(RECORD EXTRACTS):
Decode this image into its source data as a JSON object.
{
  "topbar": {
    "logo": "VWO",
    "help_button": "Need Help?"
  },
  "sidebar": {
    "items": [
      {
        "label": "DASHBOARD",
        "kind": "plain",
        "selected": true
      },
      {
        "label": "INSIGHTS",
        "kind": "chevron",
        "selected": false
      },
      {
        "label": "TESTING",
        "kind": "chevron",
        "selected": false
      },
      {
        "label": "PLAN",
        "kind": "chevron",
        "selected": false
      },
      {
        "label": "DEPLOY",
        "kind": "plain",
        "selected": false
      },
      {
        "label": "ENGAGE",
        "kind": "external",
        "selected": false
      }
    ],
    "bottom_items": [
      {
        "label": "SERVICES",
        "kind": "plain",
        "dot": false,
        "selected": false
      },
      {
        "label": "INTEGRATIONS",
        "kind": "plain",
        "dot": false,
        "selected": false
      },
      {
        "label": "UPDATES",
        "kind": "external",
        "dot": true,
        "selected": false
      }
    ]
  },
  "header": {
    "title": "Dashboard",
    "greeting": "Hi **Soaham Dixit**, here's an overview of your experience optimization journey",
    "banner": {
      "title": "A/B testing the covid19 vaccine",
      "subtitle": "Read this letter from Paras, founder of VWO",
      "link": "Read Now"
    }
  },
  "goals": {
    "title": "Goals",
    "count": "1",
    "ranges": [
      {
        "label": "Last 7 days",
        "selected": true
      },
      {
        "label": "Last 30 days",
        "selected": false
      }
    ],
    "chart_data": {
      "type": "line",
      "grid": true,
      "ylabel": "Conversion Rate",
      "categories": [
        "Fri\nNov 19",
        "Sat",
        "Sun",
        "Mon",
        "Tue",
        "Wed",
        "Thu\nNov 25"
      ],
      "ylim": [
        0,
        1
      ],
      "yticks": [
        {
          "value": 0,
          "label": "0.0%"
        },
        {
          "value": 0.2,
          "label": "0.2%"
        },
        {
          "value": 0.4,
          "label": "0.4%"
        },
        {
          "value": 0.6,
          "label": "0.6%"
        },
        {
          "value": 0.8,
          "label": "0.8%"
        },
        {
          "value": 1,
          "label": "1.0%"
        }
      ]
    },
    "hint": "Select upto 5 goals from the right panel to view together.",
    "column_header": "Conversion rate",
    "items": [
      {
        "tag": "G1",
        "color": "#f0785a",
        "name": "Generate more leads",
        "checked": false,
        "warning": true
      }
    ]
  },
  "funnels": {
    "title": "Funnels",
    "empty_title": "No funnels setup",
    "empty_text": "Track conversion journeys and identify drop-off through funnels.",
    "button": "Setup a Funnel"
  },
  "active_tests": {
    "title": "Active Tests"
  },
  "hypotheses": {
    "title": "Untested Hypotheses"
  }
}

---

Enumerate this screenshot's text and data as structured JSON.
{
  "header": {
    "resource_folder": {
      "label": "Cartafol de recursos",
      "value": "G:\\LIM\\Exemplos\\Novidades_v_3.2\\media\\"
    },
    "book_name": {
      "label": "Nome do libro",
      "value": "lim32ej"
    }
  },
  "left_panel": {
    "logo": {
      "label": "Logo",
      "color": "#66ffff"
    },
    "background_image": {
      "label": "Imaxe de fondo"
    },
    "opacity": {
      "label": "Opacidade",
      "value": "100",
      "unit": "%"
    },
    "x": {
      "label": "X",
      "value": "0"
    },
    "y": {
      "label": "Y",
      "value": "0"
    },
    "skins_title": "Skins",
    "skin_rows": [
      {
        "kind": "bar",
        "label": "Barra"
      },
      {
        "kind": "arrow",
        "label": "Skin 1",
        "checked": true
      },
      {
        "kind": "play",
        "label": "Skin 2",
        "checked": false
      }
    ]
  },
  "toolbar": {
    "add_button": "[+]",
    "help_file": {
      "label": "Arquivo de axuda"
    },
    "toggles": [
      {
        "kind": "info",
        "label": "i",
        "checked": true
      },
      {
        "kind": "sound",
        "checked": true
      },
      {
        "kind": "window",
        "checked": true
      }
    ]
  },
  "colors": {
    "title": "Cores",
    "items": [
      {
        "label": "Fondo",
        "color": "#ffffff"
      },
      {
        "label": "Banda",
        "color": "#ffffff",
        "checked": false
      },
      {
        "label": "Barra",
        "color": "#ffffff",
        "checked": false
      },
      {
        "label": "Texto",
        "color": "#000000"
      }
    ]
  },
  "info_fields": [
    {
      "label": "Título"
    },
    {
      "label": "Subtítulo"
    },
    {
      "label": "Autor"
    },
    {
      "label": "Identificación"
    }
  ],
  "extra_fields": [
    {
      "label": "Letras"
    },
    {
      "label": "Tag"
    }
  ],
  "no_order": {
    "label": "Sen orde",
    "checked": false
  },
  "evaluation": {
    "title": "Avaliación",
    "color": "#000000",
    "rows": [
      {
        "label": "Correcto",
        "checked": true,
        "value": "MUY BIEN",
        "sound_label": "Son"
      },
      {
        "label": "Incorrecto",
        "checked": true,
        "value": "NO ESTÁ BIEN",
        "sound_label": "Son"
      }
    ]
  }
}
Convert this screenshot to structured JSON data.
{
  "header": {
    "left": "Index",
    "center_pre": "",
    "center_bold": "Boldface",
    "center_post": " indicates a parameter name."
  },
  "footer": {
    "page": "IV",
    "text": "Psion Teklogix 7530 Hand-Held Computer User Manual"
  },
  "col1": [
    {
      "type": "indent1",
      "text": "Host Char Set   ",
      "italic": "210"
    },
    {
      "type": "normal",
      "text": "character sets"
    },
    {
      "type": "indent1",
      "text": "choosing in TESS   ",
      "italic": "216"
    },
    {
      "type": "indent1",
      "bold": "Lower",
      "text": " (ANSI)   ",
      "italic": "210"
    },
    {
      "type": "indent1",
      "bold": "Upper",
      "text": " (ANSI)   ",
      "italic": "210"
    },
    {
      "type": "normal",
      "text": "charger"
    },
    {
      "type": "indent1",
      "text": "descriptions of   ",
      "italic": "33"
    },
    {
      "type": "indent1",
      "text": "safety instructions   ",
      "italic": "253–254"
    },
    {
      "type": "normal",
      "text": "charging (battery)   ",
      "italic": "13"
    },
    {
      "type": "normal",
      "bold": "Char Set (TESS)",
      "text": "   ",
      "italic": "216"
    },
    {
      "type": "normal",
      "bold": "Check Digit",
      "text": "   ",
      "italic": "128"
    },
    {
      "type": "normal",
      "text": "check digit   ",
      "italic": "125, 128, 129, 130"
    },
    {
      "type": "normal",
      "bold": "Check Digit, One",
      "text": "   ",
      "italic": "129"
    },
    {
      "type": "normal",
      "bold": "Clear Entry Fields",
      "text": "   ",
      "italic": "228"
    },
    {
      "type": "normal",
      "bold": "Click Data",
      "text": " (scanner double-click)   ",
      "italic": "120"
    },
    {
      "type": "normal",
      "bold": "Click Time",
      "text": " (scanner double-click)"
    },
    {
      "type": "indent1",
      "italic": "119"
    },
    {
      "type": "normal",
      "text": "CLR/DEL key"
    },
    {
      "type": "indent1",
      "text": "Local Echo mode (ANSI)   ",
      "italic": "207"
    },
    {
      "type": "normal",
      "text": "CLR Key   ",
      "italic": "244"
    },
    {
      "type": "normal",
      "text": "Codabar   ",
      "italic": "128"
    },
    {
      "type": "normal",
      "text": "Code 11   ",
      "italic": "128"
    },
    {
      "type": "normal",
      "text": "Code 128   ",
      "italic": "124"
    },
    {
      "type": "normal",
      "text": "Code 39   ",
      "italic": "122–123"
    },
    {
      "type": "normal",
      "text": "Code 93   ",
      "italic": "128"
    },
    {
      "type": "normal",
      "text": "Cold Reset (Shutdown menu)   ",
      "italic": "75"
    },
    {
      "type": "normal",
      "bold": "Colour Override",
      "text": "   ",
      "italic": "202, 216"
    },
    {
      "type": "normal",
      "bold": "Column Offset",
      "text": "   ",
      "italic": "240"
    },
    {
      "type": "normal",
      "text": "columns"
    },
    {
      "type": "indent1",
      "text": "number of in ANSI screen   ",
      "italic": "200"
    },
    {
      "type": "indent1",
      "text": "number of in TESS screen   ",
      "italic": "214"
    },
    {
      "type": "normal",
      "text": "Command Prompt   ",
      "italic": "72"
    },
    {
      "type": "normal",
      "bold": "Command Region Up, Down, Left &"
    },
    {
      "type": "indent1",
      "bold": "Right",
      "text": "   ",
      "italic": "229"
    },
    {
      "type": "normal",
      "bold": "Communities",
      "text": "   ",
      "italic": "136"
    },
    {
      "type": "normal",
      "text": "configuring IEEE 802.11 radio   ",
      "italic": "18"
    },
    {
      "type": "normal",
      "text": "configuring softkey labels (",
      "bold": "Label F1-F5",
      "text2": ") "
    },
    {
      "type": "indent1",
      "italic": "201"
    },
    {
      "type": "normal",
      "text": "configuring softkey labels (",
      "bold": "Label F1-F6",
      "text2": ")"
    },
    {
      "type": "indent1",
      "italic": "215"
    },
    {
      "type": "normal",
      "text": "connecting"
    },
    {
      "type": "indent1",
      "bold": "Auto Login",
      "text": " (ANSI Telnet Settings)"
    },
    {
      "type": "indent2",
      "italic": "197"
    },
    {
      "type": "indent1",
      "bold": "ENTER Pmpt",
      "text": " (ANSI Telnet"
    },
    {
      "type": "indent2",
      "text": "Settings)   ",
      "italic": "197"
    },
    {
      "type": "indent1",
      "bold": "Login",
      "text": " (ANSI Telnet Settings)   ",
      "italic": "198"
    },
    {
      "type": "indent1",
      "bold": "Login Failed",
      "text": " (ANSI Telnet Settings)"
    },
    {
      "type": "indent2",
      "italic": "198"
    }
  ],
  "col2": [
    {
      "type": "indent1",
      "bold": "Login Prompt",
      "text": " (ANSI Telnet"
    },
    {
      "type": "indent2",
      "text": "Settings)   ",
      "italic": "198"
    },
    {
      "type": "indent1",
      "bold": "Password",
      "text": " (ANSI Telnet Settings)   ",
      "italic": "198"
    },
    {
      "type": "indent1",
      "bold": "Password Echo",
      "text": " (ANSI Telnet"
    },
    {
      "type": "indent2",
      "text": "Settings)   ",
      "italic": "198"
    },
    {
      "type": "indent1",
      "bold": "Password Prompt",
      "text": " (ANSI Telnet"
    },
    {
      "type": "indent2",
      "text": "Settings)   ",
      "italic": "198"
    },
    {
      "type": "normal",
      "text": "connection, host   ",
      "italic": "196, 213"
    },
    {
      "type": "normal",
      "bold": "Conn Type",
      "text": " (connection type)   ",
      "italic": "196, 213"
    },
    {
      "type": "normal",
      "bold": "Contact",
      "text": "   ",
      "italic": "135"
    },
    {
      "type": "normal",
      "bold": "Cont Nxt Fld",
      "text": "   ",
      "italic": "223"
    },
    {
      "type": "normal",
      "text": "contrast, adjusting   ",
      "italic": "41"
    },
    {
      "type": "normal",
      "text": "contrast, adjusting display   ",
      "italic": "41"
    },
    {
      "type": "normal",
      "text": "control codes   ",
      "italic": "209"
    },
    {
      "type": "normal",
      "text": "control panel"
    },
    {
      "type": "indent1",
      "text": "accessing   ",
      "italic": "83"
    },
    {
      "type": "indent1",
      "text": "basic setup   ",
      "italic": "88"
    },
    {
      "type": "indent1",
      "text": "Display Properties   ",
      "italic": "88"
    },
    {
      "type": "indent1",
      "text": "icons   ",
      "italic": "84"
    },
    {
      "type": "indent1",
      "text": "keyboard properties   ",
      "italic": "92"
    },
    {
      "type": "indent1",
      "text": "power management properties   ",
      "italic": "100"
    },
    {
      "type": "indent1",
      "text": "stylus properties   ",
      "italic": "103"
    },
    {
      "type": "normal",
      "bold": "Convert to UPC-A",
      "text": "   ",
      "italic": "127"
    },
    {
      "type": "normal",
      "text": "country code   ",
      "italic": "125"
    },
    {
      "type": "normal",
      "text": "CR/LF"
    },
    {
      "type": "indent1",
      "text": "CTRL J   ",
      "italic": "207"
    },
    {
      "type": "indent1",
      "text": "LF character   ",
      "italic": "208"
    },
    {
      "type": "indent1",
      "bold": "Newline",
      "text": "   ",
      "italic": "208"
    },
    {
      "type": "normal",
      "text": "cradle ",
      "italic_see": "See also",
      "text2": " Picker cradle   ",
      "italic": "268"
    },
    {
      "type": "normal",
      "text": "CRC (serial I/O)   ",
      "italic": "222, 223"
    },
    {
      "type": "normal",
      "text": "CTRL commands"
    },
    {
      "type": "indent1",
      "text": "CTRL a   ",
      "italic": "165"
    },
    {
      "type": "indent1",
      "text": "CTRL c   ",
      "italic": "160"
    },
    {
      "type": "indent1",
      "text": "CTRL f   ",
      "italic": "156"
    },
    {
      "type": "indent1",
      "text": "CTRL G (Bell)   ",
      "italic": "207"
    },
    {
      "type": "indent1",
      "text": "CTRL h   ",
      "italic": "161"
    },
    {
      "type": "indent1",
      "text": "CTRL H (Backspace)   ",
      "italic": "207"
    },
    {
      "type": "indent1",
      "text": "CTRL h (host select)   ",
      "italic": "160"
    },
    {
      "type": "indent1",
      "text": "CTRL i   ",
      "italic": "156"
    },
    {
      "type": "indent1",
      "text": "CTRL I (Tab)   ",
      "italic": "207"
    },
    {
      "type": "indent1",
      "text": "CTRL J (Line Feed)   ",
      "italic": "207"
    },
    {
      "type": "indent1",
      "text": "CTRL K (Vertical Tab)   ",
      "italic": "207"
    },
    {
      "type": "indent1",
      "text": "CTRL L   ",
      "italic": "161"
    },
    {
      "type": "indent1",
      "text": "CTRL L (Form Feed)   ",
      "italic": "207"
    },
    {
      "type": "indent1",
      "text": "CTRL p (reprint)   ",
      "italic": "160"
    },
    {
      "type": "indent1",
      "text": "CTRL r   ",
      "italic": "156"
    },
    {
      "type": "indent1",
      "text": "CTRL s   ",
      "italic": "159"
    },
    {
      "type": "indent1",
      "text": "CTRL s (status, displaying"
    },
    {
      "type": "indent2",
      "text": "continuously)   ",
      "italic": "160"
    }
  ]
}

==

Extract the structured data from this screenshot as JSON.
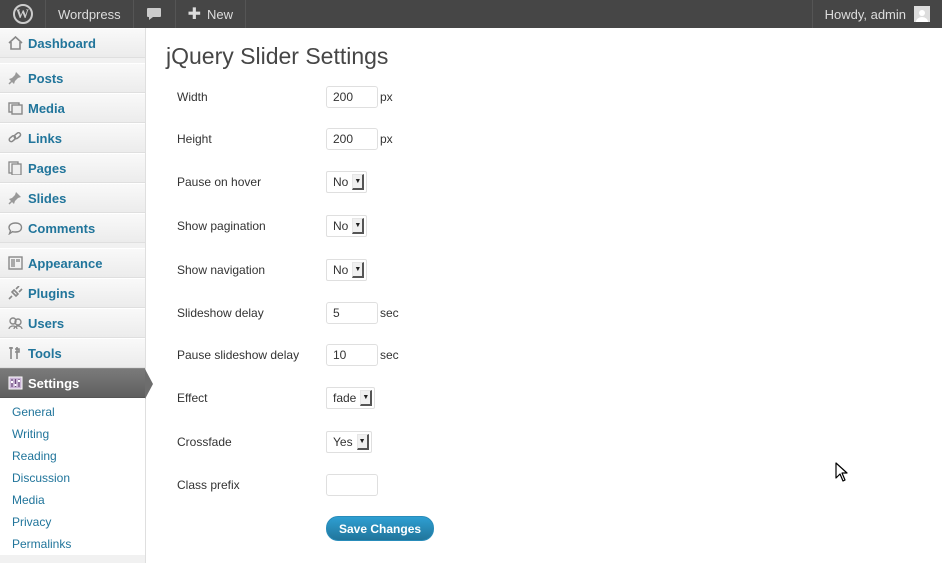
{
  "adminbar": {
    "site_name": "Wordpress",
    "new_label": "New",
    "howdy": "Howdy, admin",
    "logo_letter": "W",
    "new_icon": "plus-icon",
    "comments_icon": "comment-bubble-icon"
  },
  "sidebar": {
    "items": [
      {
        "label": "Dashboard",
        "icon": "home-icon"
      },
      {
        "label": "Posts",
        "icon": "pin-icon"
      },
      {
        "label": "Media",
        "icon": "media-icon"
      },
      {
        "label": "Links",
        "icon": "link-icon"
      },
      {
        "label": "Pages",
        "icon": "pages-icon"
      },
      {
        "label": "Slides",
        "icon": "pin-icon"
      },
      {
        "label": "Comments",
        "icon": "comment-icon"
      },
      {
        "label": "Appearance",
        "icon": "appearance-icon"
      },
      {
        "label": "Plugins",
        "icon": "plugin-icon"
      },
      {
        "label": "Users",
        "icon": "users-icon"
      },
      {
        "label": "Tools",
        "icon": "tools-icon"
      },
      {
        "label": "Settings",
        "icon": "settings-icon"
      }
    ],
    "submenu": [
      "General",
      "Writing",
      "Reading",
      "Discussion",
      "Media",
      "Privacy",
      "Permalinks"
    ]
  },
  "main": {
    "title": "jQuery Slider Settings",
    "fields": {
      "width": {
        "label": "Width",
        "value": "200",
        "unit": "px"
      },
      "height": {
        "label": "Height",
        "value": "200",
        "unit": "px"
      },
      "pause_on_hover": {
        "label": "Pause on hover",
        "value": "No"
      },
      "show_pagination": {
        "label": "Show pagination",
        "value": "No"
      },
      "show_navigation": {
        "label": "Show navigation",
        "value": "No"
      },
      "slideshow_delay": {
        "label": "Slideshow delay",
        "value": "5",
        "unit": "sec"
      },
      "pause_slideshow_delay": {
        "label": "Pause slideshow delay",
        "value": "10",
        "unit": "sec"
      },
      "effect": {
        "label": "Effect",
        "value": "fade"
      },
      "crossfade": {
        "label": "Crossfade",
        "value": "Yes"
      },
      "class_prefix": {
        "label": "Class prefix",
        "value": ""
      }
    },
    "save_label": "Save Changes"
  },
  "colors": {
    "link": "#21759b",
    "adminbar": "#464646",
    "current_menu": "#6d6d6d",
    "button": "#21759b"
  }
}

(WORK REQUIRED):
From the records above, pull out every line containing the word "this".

(ANSWER BOX):
Decode this image into its source data as a JSON object.
      "subtitle": "Read this letter from Paras, founder of VWO",
Enumerate this screenshot's text and data as structured JSON.
Convert this screenshot to structured JSON data.
Extract the structured data from this screenshot as JSON.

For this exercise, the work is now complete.